TASK INSTRUCTIONS: Repeat the entries that follow from start to finish, keeping every character.

═══ SOURCE DATA ═══

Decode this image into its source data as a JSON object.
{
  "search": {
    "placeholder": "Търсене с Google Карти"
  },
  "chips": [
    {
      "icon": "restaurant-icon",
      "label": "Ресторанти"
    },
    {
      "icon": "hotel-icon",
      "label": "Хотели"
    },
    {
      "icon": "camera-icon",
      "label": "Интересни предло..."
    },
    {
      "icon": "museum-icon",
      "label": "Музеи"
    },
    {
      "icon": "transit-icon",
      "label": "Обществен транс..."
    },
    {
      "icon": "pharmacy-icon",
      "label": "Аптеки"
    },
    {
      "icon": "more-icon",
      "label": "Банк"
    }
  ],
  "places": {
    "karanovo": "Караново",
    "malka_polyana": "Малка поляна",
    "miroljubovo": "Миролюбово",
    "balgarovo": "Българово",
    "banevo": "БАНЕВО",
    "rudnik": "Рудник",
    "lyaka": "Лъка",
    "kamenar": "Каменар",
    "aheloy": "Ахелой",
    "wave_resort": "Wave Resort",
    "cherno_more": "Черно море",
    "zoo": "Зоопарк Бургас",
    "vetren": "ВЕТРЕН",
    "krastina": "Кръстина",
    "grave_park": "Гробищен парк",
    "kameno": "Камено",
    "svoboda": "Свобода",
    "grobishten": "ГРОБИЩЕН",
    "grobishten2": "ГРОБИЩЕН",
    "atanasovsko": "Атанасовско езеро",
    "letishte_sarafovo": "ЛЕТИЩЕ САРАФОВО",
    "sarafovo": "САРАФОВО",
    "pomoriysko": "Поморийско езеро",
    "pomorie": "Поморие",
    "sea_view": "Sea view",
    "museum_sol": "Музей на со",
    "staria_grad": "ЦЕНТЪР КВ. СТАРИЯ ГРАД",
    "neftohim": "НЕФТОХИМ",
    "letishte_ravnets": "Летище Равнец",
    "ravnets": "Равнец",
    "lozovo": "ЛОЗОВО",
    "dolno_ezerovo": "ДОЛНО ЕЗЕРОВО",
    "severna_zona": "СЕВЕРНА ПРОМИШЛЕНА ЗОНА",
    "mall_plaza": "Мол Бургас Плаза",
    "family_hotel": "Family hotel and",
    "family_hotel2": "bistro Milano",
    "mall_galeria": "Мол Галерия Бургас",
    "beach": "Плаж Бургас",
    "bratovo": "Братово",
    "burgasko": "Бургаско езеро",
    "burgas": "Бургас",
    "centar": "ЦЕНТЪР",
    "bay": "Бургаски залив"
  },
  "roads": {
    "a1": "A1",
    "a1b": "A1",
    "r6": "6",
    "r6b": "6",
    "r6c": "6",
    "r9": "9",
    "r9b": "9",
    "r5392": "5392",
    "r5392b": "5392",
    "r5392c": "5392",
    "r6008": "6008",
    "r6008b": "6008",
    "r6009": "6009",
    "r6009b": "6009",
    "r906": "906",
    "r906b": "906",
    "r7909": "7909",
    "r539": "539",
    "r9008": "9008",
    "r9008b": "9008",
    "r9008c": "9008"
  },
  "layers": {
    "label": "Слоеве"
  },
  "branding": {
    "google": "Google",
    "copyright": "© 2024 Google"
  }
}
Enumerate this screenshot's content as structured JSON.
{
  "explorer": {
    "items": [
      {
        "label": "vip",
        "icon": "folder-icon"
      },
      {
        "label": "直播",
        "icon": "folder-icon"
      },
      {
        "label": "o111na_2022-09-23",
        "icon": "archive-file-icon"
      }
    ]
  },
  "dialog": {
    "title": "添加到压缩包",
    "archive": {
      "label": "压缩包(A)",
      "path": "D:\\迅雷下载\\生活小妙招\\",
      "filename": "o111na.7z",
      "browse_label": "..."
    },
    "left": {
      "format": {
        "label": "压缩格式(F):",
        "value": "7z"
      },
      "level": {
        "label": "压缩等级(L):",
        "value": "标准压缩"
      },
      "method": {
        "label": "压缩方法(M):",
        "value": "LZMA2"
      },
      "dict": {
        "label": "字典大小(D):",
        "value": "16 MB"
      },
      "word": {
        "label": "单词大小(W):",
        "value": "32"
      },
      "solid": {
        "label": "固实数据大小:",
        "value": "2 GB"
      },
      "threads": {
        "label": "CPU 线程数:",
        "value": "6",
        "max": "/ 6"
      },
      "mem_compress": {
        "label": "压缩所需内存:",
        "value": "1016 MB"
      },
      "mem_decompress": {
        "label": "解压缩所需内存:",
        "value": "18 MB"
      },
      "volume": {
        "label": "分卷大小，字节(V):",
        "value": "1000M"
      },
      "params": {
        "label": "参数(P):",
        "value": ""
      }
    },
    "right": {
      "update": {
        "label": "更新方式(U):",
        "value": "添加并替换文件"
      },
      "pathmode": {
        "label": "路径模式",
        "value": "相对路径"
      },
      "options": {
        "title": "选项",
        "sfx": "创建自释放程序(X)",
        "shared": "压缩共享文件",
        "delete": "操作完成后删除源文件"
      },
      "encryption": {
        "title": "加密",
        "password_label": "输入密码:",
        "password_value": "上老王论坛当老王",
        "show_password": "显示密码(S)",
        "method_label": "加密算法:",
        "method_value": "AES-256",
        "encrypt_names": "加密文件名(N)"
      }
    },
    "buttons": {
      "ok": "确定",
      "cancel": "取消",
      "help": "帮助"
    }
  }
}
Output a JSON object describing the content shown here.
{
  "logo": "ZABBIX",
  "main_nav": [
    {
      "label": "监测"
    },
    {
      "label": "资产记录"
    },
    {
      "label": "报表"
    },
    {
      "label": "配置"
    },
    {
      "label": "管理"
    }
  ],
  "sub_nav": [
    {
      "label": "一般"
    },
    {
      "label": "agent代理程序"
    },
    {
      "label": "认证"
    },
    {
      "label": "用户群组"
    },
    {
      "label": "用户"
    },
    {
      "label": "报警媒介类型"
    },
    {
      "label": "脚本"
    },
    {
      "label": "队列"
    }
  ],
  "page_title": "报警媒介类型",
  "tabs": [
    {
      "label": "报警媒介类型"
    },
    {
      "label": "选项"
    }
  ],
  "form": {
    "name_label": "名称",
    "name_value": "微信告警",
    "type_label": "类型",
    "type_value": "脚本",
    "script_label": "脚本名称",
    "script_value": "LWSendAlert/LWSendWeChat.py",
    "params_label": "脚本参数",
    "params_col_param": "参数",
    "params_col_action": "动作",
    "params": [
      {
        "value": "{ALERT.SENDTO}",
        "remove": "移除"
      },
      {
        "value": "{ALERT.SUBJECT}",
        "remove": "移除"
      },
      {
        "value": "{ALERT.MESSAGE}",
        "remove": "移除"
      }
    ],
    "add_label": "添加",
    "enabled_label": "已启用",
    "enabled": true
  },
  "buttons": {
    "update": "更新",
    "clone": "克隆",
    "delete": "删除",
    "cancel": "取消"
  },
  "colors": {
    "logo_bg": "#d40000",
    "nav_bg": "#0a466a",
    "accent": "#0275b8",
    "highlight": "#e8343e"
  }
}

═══

ANSWER TO THIS EXERCISE:
Decode this image into its source data as a JSON object.
{
  "search": {
    "placeholder": "Търсене с Google Карти"
  },
  "chips": [
    {
      "icon": "restaurant-icon",
      "label": "Ресторанти"
    },
    {
      "icon": "hotel-icon",
      "label": "Хотели"
    },
    {
      "icon": "camera-icon",
      "label": "Интересни предло..."
    },
    {
      "icon": "museum-icon",
      "label": "Музеи"
    },
    {
      "icon": "transit-icon",
      "label": "Обществен транс..."
    },
    {
      "icon": "pharmacy-icon",
      "label": "Аптеки"
    },
    {
      "icon": "more-icon",
      "label": "Банк"
    }
  ],
  "places": {
    "karanovo": "Караново",
    "malka_polyana": "Малка поляна",
    "miroljubovo": "Миролюбово",
    "balgarovo": "Българово",
    "banevo": "БАНЕВО",
    "rudnik": "Рудник",
    "lyaka": "Лъка",
    "kamenar": "Каменар",
    "aheloy": "Ахелой",
    "wave_resort": "Wave Resort",
    "cherno_more": "Черно море",
    "zoo": "Зоопарк Бургас",
    "vetren": "ВЕТРЕН",
    "krastina": "Кръстина",
    "grave_park": "Гробищен парк",
    "kameno": "Камено",
    "svoboda": "Свобода",
    "grobishten": "ГРОБИЩЕН",
    "grobishten2": "ГРОБИЩЕН",
    "atanasovsko": "Атанасовско езеро",
    "letishte_sarafovo": "ЛЕТИЩЕ САРАФОВО",
    "sarafovo": "САРАФОВО",
    "pomoriysko": "Поморийско езеро",
    "pomorie": "Поморие",
    "sea_view": "Sea view",
    "museum_sol": "Музей на со",
    "staria_grad": "ЦЕНТЪР КВ. СТАРИЯ ГРАД",
    "neftohim": "НЕФТОХИМ",
    "letishte_ravnets": "Летище Равнец",
    "ravnets": "Равнец",
    "lozovo": "ЛОЗОВО",
    "dolno_ezerovo": "ДОЛНО ЕЗЕРОВО",
    "severna_zona": "СЕВЕРНА ПРОМИШЛЕНА ЗОНА",
    "mall_plaza": "Мол Бургас Плаза",
    "family_hotel": "Family hotel and",
    "family_hotel2": "bistro Milano",
    "mall_galeria": "Мол Галерия Бургас",
    "beach": "Плаж Бургас",
    "bratovo": "Братово",
    "burgasko": "Бургаско езеро",
    "burgas": "Бургас",
    "centar": "ЦЕНТЪР",
    "bay": "Бургаски залив"
  },
  "roads": {
    "a1": "A1",
    "a1b": "A1",
    "r6": "6",
    "r6b": "6",
    "r6c": "6",
    "r9": "9",
    "r9b": "9",
    "r5392": "5392",
    "r5392b": "5392",
    "r5392c": "5392",
    "r6008": "6008",
    "r6008b": "6008",
    "r6009": "6009",
    "r6009b": "6009",
    "r906": "906",
    "r906b": "906",
    "r7909": "7909",
    "r539": "539",
    "r9008": "9008",
    "r9008b": "9008",
    "r9008c": "9008"
  },
  "layers": {
    "label": "Слоеве"
  },
  "branding": {
    "google": "Google",
    "copyright": "© 2024 Google"
  }
}
Enumerate this screenshot's content as structured JSON.
{
  "explorer": {
    "items": [
      {
        "label": "vip",
        "icon": "folder-icon"
      },
      {
        "label": "直播",
        "icon": "folder-icon"
      },
      {
        "label": "o111na_2022-09-23",
        "icon": "archive-file-icon"
      }
    ]
  },
  "dialog": {
    "title": "添加到压缩包",
    "archive": {
      "label": "压缩包(A)",
      "path": "D:\\迅雷下载\\生活小妙招\\",
      "filename": "o111na.7z",
      "browse_label": "..."
    },
    "left": {
      "format": {
        "label": "压缩格式(F):",
        "value": "7z"
      },
      "level": {
        "label": "压缩等级(L):",
        "value": "标准压缩"
      },
      "method": {
        "label": "压缩方法(M):",
        "value": "LZMA2"
      },
      "dict": {
        "label": "字典大小(D):",
        "value": "16 MB"
      },
      "word": {
        "label": "单词大小(W):",
        "value": "32"
      },
      "solid": {
        "label": "固实数据大小:",
        "value": "2 GB"
      },
      "threads": {
        "label": "CPU 线程数:",
        "value": "6",
        "max": "/ 6"
      },
      "mem_compress": {
        "label": "压缩所需内存:",
        "value": "1016 MB"
      },
      "mem_decompress": {
        "label": "解压缩所需内存:",
        "value": "18 MB"
      },
      "volume": {
        "label": "分卷大小，字节(V):",
        "value": "1000M"
      },
      "params": {
        "label": "参数(P):",
        "value": ""
      }
    },
    "right": {
      "update": {
        "label": "更新方式(U):",
        "value": "添加并替换文件"
      },
      "pathmode": {
        "label": "路径模式",
        "value": "相对路径"
      },
      "options": {
        "title": "选项",
        "sfx": "创建自释放程序(X)",
        "shared": "压缩共享文件",
        "delete": "操作完成后删除源文件"
      },
      "encryption": {
        "title": "加密",
        "password_label": "输入密码:",
        "password_value": "上老王论坛当老王",
        "show_password": "显示密码(S)",
        "method_label": "加密算法:",
        "method_value": "AES-256",
        "encrypt_names": "加密文件名(N)"
      }
    },
    "buttons": {
      "ok": "确定",
      "cancel": "取消",
      "help": "帮助"
    }
  }
}
Output a JSON object describing the content shown here.
{
  "logo": "ZABBIX",
  "main_nav": [
    {
      "label": "监测"
    },
    {
      "label": "资产记录"
    },
    {
      "label": "报表"
    },
    {
      "label": "配置"
    },
    {
      "label": "管理"
    }
  ],
  "sub_nav": [
    {
      "label": "一般"
    },
    {
      "label": "agent代理程序"
    },
    {
      "label": "认证"
    },
    {
      "label": "用户群组"
    },
    {
      "label": "用户"
    },
    {
      "label": "报警媒介类型"
    },
    {
      "label": "脚本"
    },
    {
      "label": "队列"
    }
  ],
  "page_title": "报警媒介类型",
  "tabs": [
    {
      "label": "报警媒介类型"
    },
    {
      "label": "选项"
    }
  ],
  "form": {
    "name_label": "名称",
    "name_value": "微信告警",
    "type_label": "类型",
    "type_value": "脚本",
    "script_label": "脚本名称",
    "script_value": "LWSendAlert/LWSendWeChat.py",
    "params_label": "脚本参数",
    "params_col_param": "参数",
    "params_col_action": "动作",
    "params": [
      {
        "value": "{ALERT.SENDTO}",
        "remove": "移除"
      },
      {
        "value": "{ALERT.SUBJECT}",
        "remove": "移除"
      },
      {
        "value": "{ALERT.MESSAGE}",
        "remove": "移除"
      }
    ],
    "add_label": "添加",
    "enabled_label": "已启用",
    "enabled": true
  },
  "buttons": {
    "update": "更新",
    "clone": "克隆",
    "delete": "删除",
    "cancel": "取消"
  },
  "colors": {
    "logo_bg": "#d40000",
    "nav_bg": "#0a466a",
    "accent": "#0275b8",
    "highlight": "#e8343e"
  }
}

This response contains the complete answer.